Report every line of the records that includes the word "subtitle".

[Page and application data records]
====

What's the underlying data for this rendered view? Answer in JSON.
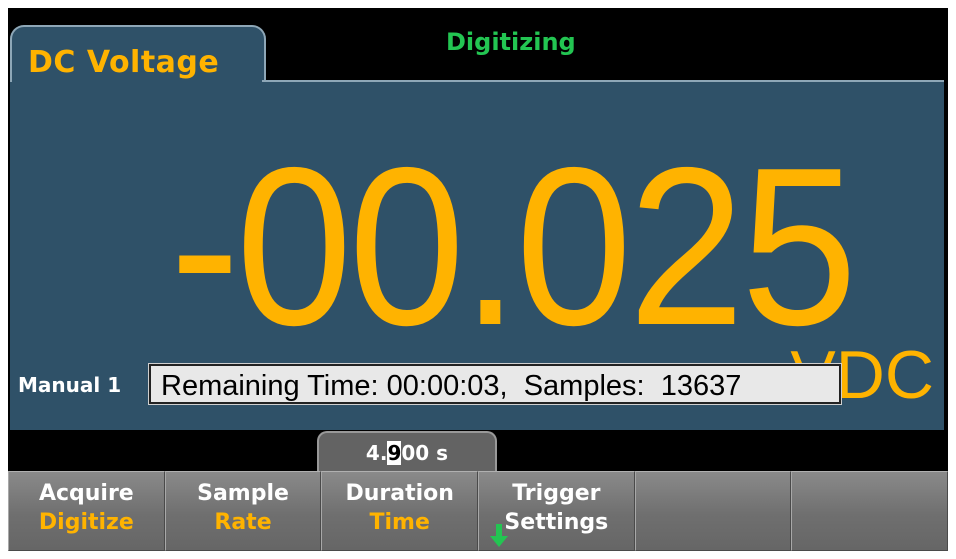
{
  "header": {
    "function_label": "DC Voltage",
    "status": "Digitizing"
  },
  "display": {
    "reading": "-00.025",
    "unit": "VDC",
    "trigger_mode": "Manual 1",
    "message": "Remaining Time: 00:00:03,  Samples:  13637"
  },
  "value_entry": {
    "before_cursor": "4.",
    "cursor_digit": "9",
    "after_cursor": "00 s"
  },
  "softkeys": [
    {
      "line1": "Acquire",
      "line2": "Digitize"
    },
    {
      "line1": "Sample",
      "line2": "Rate"
    },
    {
      "line1": "Duration",
      "line2": "Time"
    },
    {
      "line1": "Trigger",
      "line2": "Settings"
    },
    {
      "line1": "",
      "line2": ""
    },
    {
      "line1": "",
      "line2": ""
    }
  ],
  "colors": {
    "panel": "#2f5168",
    "accent": "#ffb300",
    "status": "#23c552",
    "arrow": "#23c552"
  },
  "icons": {
    "trigger_settings_arrow": "down-arrow-icon"
  }
}
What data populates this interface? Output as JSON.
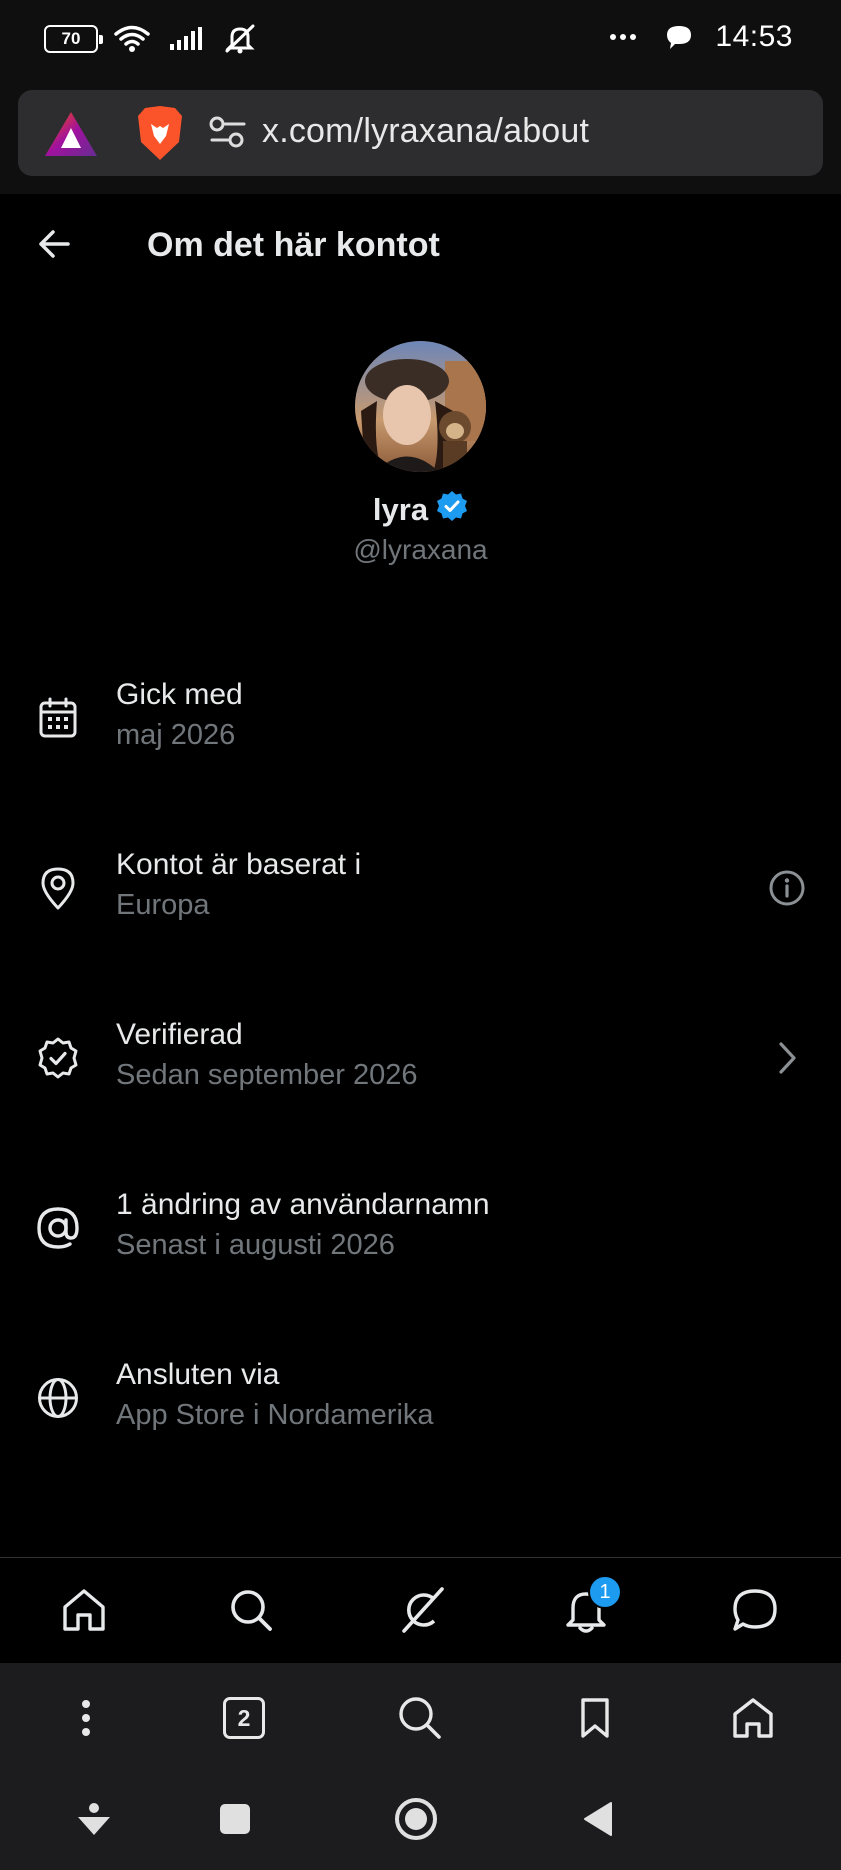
{
  "status_bar": {
    "battery": "70",
    "time": "14:53",
    "icons": [
      "wifi-icon",
      "signal-icon",
      "mute-icon",
      "more-dots-icon",
      "chat-notification-icon"
    ]
  },
  "browser": {
    "url": "x.com/lyraxana/about",
    "tab_count": "2"
  },
  "header": {
    "title": "Om det här kontot"
  },
  "profile": {
    "display_name": "lyra",
    "handle": "@lyraxana",
    "verified": true
  },
  "rows": [
    {
      "icon": "calendar-icon",
      "title": "Gick med",
      "subtitle": "maj 2026",
      "trailing": ""
    },
    {
      "icon": "location-pin-icon",
      "title": "Kontot är baserat i",
      "subtitle": "Europa",
      "trailing": "info-icon"
    },
    {
      "icon": "verified-badge-icon",
      "title": "Verifierad",
      "subtitle": "Sedan september 2026",
      "trailing": "chevron-right-icon"
    },
    {
      "icon": "at-sign-icon",
      "title": "1 ändring av användarnamn",
      "subtitle": "Senast i augusti 2026",
      "trailing": ""
    },
    {
      "icon": "globe-icon",
      "title": "Ansluten via",
      "subtitle": "App Store i Nordamerika",
      "trailing": ""
    }
  ],
  "x_nav": {
    "items": [
      "home-icon",
      "search-icon",
      "grok-icon",
      "notifications-icon",
      "messages-icon"
    ],
    "notifications_badge": "1"
  },
  "colors": {
    "accent": "#1d9bf0",
    "background": "#000000",
    "secondary_text": "#71767b",
    "primary_text": "#e7e9ea"
  }
}
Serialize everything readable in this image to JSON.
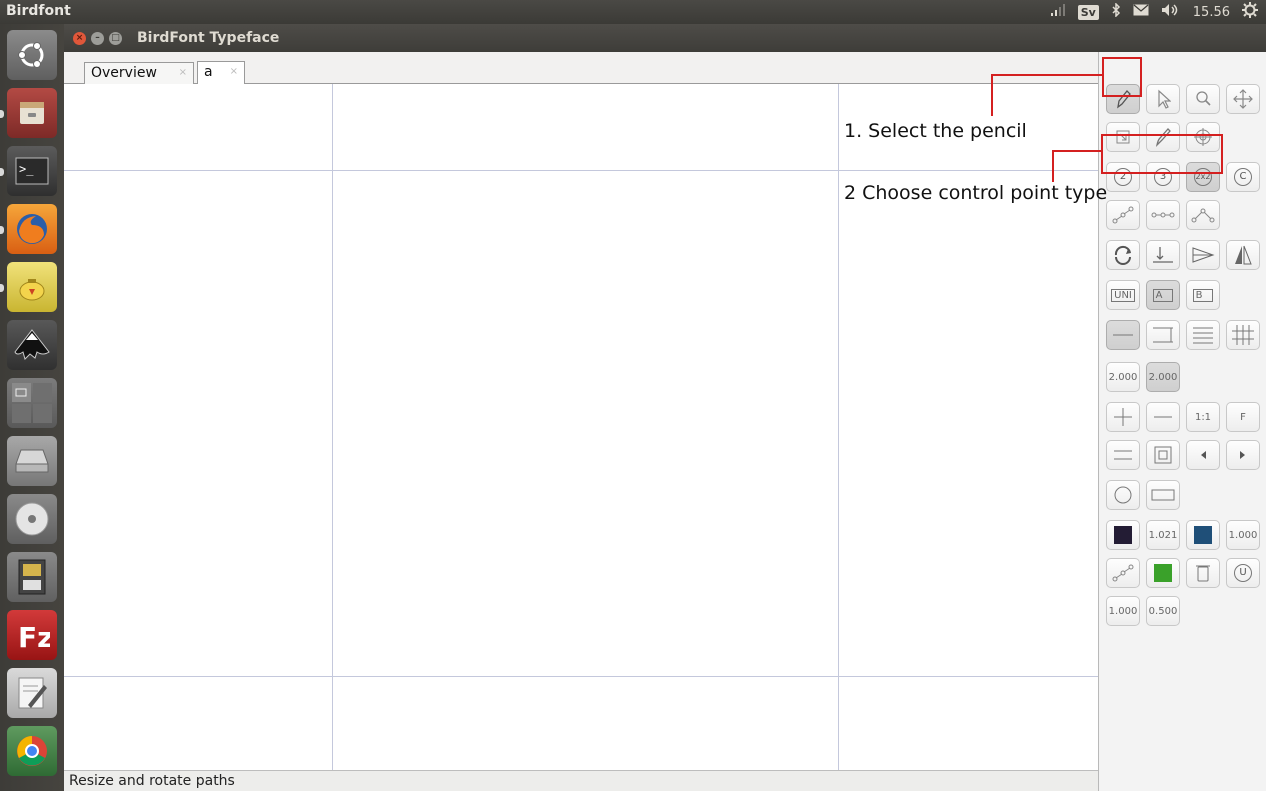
{
  "top_panel": {
    "app_name": "Birdfont",
    "keyboard_layout": "Sv",
    "clock": "15.56",
    "icons": [
      "signal-icon",
      "bluetooth-icon",
      "mail-icon",
      "volume-icon",
      "settings-gear-icon"
    ]
  },
  "launcher": {
    "items": [
      {
        "name": "ubuntu-dash",
        "color": "#7a7a7a"
      },
      {
        "name": "file-manager",
        "color": "#9a3a37"
      },
      {
        "name": "terminal",
        "color": "#2b2b2b"
      },
      {
        "name": "firefox",
        "color": "#e66000"
      },
      {
        "name": "teapot-app",
        "color": "#d6c23a"
      },
      {
        "name": "inkscape",
        "color": "#2a2a2a"
      },
      {
        "name": "workspace-switcher",
        "color": "#6e6e6e"
      },
      {
        "name": "disk-drive",
        "color": "#9d9d9d"
      },
      {
        "name": "cd-drive",
        "color": "#c9c9c9"
      },
      {
        "name": "sd-card",
        "color": "#8c6d9e"
      },
      {
        "name": "filezilla",
        "color": "#bf1c1c"
      },
      {
        "name": "text-editor",
        "color": "#d0d0d0"
      },
      {
        "name": "chrome",
        "color": "#3b8d3e"
      }
    ]
  },
  "window": {
    "title": "BirdFont Typeface"
  },
  "tabs": [
    {
      "label": "Overview",
      "close": "×"
    },
    {
      "label": "a",
      "close": "×"
    }
  ],
  "status": {
    "text": "Resize and rotate paths"
  },
  "toolbox": {
    "stroke_width_1": "2.000",
    "stroke_width_2": "2.000",
    "zoom_1to1": "1:1",
    "fullscreen": "F",
    "unicode_label": "UNI",
    "a_label": "A",
    "b_label": "B",
    "c_label": "C",
    "point_2": "2",
    "point_3": "3",
    "point_2x2": "2x2",
    "u_label": "U",
    "fill_value_1": "1.021",
    "fill_value_2": "1.000",
    "opacity_1": "1.000",
    "opacity_2": "0.500",
    "colors": {
      "fill_dark": "#231c34",
      "fill_blue": "#1f4f78",
      "fill_green": "#3aa12a"
    }
  },
  "annotations": {
    "step1": "1. Select the pencil",
    "step2": "2 Choose control point type",
    "color": "#d42020"
  }
}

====

§ **RESPONSE AREA**:
      "subtitle": "maj 2026",
      "subtitle": "Europa",
      "subtitle": "Sedan september 2026",
      "subtitle": "Senast i augusti 2026",
      "subtitle": "App Store i Nordamerika",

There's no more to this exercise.